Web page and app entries
━━━━━━━━
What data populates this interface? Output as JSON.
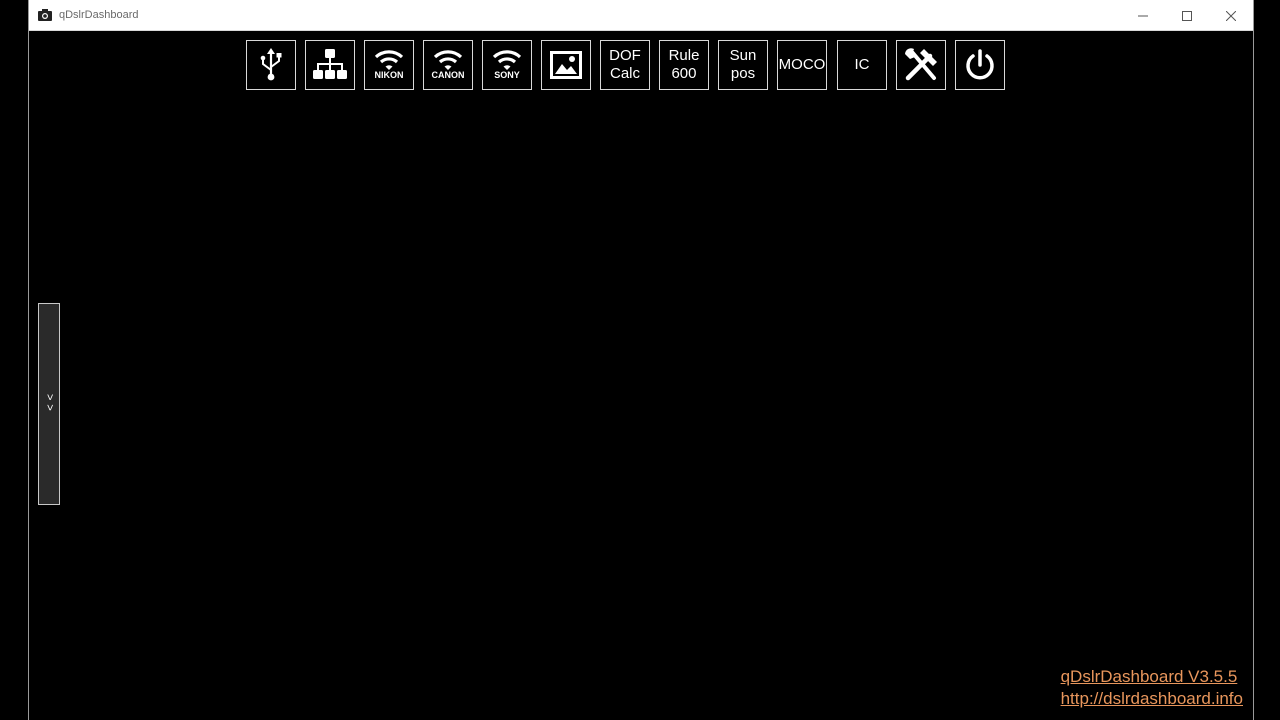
{
  "window": {
    "title": "qDslrDashboard"
  },
  "toolbar": {
    "buttons": [
      {
        "name": "usb-connect-button",
        "icon": "usb-icon"
      },
      {
        "name": "network-connect-button",
        "icon": "network-icon"
      },
      {
        "name": "nikon-wifi-button",
        "icon": "wifi-icon",
        "label": "NIKON"
      },
      {
        "name": "canon-wifi-button",
        "icon": "wifi-icon",
        "label": "CANON"
      },
      {
        "name": "sony-wifi-button",
        "icon": "wifi-icon",
        "label": "SONY"
      },
      {
        "name": "image-viewer-button",
        "icon": "image-icon"
      },
      {
        "name": "dof-calc-button",
        "label": "DOF\nCalc"
      },
      {
        "name": "rule-600-button",
        "label": "Rule\n600"
      },
      {
        "name": "sun-pos-button",
        "label": "Sun\npos"
      },
      {
        "name": "moco-button",
        "label": "MOCO"
      },
      {
        "name": "ic-button",
        "label": "IC"
      },
      {
        "name": "tools-button",
        "icon": "tools-icon"
      },
      {
        "name": "power-button",
        "icon": "power-icon"
      }
    ]
  },
  "sidebar_toggle": {
    "label": ">>"
  },
  "footer": {
    "version": "qDslrDashboard V3.5.5",
    "url": "http://dslrdashboard.info"
  },
  "colors": {
    "background": "#000000",
    "link": "#e8965c",
    "button_border": "#d8d8d8"
  }
}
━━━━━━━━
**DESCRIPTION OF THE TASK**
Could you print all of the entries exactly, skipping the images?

**EXERCISE ANSWER**
What data populates this interface? Output as JSON.
{
  "window": {
    "title": "qDslrDashboard"
  },
  "toolbar": {
    "buttons": [
      {
        "name": "usb-connect-button",
        "icon": "usb-icon"
      },
      {
        "name": "network-connect-button",
        "icon": "network-icon"
      },
      {
        "name": "nikon-wifi-button",
        "icon": "wifi-icon",
        "label": "NIKON"
      },
      {
        "name": "canon-wifi-button",
        "icon": "wifi-icon",
        "label": "CANON"
      },
      {
        "name": "sony-wifi-button",
        "icon": "wifi-icon",
        "label": "SONY"
      },
      {
        "name": "image-viewer-button",
        "icon": "image-icon"
      },
      {
        "name": "dof-calc-button",
        "label": "DOF\nCalc"
      },
      {
        "name": "rule-600-button",
        "label": "Rule\n600"
      },
      {
        "name": "sun-pos-button",
        "label": "Sun\npos"
      },
      {
        "name": "moco-button",
        "label": "MOCO"
      },
      {
        "name": "ic-button",
        "label": "IC"
      },
      {
        "name": "tools-button",
        "icon": "tools-icon"
      },
      {
        "name": "power-button",
        "icon": "power-icon"
      }
    ]
  },
  "sidebar_toggle": {
    "label": ">>"
  },
  "footer": {
    "version": "qDslrDashboard V3.5.5",
    "url": "http://dslrdashboard.info"
  },
  "colors": {
    "background": "#000000",
    "link": "#e8965c",
    "button_border": "#d8d8d8"
  }
}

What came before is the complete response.